Featured art is a Flemish engraving. The original source is unknown.

Taking revenge isn’t all bad—if it makes you a better person. Some thoughts on dealing with adversity, enemies and conflict.

Make it a goal to get better a taking revenge and to become a worthy opponent

The best kind of revenge is, not to become like unto them.

Marcus Aurelius, Meditations, 6:V

If your opponent is fearful, stay aware and find a way to remain courageous.

If your opponent is irrational, become rational.

If you opponent is deceitful, be honest.

If your opponent is bigoted, practice love and tolerance.

If you opponent is judgmental, keep an open mind.

If your opponent is argumentative and rude, communicate well and practice diplomacy.

But there’s no version of becoming this person as a reaction to your enemy that doesn’t make you his slave. Instead, the way through is to seek out the part of yourself that is the enemy and reckon with it.

Understand what that side of you it is most afraid of losing, and find a productive way to provide it. Not only does this make you a better person, it turns you into a formidable opponent with the power to stand up to, take down, and keep out.

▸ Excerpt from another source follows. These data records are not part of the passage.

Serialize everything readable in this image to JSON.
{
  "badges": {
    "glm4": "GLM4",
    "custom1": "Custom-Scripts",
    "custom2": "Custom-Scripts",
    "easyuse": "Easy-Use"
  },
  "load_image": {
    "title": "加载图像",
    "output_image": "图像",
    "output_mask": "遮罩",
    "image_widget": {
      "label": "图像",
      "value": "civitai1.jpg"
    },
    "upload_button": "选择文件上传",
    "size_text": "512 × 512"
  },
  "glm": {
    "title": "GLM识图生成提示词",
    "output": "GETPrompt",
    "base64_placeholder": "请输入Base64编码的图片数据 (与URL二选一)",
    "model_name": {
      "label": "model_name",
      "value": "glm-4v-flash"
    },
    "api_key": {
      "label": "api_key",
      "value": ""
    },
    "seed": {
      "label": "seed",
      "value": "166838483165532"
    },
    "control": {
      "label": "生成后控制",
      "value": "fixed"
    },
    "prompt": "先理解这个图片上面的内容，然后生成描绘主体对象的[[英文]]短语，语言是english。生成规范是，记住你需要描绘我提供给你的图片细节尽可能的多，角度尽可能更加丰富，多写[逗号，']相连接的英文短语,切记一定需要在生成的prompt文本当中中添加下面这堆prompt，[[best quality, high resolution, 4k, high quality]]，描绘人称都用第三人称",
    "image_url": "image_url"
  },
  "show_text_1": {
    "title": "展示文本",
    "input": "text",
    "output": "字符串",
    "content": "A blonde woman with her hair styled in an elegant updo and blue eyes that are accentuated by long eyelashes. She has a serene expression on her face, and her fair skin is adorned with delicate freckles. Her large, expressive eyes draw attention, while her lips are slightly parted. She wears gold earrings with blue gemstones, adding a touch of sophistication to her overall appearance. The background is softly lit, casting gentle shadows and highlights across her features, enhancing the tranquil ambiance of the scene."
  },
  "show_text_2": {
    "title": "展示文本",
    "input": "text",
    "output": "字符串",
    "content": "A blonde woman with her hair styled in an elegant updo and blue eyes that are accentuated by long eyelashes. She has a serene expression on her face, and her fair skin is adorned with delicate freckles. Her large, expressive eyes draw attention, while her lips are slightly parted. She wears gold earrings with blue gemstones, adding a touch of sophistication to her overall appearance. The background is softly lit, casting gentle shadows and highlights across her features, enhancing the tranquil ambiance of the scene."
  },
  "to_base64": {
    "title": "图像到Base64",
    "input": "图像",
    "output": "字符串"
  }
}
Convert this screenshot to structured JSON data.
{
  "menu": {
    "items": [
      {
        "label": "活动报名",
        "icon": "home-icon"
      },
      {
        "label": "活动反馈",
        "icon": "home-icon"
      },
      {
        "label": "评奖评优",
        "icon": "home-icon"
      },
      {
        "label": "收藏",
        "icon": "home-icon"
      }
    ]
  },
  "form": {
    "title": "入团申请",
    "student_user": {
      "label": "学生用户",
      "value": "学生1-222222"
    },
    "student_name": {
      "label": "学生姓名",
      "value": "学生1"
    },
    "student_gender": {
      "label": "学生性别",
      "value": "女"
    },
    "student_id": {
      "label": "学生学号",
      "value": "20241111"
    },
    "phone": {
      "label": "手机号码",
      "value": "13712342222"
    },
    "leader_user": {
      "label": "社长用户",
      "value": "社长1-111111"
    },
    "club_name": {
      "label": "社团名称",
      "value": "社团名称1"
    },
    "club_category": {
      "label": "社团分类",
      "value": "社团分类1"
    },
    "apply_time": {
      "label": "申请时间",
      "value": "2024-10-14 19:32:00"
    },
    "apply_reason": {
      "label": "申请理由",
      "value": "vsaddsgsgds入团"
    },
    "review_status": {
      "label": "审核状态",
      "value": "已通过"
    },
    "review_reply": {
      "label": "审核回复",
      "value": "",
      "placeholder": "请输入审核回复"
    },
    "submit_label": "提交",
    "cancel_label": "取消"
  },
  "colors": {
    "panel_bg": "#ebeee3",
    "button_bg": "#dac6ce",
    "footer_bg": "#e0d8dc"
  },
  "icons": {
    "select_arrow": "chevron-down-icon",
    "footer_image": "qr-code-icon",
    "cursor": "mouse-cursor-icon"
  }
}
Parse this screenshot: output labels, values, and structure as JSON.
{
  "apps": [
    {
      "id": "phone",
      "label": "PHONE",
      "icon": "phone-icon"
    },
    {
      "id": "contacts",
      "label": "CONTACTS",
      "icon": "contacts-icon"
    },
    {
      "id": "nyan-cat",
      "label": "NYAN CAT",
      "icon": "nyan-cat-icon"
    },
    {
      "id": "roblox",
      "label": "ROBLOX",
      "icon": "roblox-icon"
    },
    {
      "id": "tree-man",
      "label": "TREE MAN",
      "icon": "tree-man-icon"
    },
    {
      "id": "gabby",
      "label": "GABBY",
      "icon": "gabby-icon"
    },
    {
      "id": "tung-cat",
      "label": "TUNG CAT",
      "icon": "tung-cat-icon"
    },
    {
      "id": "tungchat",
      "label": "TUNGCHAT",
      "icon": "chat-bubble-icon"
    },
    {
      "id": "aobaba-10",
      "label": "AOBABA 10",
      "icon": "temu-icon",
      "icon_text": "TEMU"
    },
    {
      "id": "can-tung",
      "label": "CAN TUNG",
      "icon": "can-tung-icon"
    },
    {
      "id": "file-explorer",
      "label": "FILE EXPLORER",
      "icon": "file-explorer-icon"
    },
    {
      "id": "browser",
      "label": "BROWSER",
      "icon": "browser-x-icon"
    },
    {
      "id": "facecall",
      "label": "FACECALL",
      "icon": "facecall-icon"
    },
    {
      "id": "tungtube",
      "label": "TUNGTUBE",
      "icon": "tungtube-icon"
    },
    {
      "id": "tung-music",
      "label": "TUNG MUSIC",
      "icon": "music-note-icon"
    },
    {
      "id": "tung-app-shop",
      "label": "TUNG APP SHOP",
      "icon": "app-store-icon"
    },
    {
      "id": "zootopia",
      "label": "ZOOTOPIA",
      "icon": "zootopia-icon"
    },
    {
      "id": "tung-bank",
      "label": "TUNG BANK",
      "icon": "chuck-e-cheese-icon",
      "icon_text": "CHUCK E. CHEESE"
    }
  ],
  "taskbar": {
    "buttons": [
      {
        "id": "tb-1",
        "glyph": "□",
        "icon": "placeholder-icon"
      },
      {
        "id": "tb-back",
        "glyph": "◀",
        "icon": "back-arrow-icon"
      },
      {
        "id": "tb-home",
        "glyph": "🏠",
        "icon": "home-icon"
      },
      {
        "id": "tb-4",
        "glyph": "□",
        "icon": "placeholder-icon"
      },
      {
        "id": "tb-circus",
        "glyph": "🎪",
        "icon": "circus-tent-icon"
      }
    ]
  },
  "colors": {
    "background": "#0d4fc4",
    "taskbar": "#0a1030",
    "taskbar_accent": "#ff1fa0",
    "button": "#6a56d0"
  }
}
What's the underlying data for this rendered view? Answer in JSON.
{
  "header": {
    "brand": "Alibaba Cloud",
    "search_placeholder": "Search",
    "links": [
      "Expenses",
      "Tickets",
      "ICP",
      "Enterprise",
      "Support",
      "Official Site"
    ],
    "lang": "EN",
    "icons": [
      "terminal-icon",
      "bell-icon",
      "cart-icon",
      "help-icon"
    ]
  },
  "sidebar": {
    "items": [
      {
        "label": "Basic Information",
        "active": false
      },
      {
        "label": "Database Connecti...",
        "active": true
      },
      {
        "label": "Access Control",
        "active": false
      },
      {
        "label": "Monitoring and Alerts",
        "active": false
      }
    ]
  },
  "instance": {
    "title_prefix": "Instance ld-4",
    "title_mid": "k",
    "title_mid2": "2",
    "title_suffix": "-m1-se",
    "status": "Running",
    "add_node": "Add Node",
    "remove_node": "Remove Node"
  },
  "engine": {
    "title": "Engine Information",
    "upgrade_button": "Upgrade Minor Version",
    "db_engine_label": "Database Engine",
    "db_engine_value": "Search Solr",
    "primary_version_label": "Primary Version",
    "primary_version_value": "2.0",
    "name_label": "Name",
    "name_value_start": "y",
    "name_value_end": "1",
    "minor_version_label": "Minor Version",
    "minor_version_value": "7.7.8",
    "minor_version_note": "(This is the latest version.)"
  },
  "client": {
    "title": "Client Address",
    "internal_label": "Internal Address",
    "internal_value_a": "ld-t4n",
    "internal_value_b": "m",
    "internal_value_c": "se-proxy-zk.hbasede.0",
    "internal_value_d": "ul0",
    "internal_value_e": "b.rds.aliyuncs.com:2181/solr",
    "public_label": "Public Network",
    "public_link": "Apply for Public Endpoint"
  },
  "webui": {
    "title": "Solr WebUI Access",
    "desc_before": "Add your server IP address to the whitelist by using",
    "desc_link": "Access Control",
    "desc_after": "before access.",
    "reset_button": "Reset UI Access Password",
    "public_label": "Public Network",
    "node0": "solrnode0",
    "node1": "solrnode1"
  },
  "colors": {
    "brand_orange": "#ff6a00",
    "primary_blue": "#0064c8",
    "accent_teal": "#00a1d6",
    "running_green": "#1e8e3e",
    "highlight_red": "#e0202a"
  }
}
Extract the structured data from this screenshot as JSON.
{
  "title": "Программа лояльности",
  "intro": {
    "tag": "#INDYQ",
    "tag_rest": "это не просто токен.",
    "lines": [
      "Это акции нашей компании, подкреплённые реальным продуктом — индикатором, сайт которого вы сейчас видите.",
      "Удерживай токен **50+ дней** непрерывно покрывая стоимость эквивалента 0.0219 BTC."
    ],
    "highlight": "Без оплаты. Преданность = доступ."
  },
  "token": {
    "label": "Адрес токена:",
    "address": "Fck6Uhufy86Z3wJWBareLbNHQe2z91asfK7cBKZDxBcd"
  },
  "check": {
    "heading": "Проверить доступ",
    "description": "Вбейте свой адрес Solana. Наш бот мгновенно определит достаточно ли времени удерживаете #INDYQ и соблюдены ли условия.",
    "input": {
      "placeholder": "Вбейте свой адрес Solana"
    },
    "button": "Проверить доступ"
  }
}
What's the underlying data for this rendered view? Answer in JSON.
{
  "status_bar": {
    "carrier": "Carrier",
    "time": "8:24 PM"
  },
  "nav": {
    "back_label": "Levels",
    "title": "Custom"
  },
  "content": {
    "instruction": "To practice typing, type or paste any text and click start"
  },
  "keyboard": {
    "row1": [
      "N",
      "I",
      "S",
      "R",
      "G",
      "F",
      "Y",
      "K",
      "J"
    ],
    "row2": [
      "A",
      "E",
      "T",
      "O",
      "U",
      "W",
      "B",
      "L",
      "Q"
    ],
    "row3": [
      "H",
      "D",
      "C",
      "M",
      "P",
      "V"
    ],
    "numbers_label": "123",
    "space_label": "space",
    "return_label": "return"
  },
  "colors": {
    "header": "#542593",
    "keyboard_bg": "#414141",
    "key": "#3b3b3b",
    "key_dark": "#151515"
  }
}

Featured image is of martial artists at Gracie Jiu Jitsu San Diego, the first Gracie San Diego Academy affiliated with Master Royler Gracie.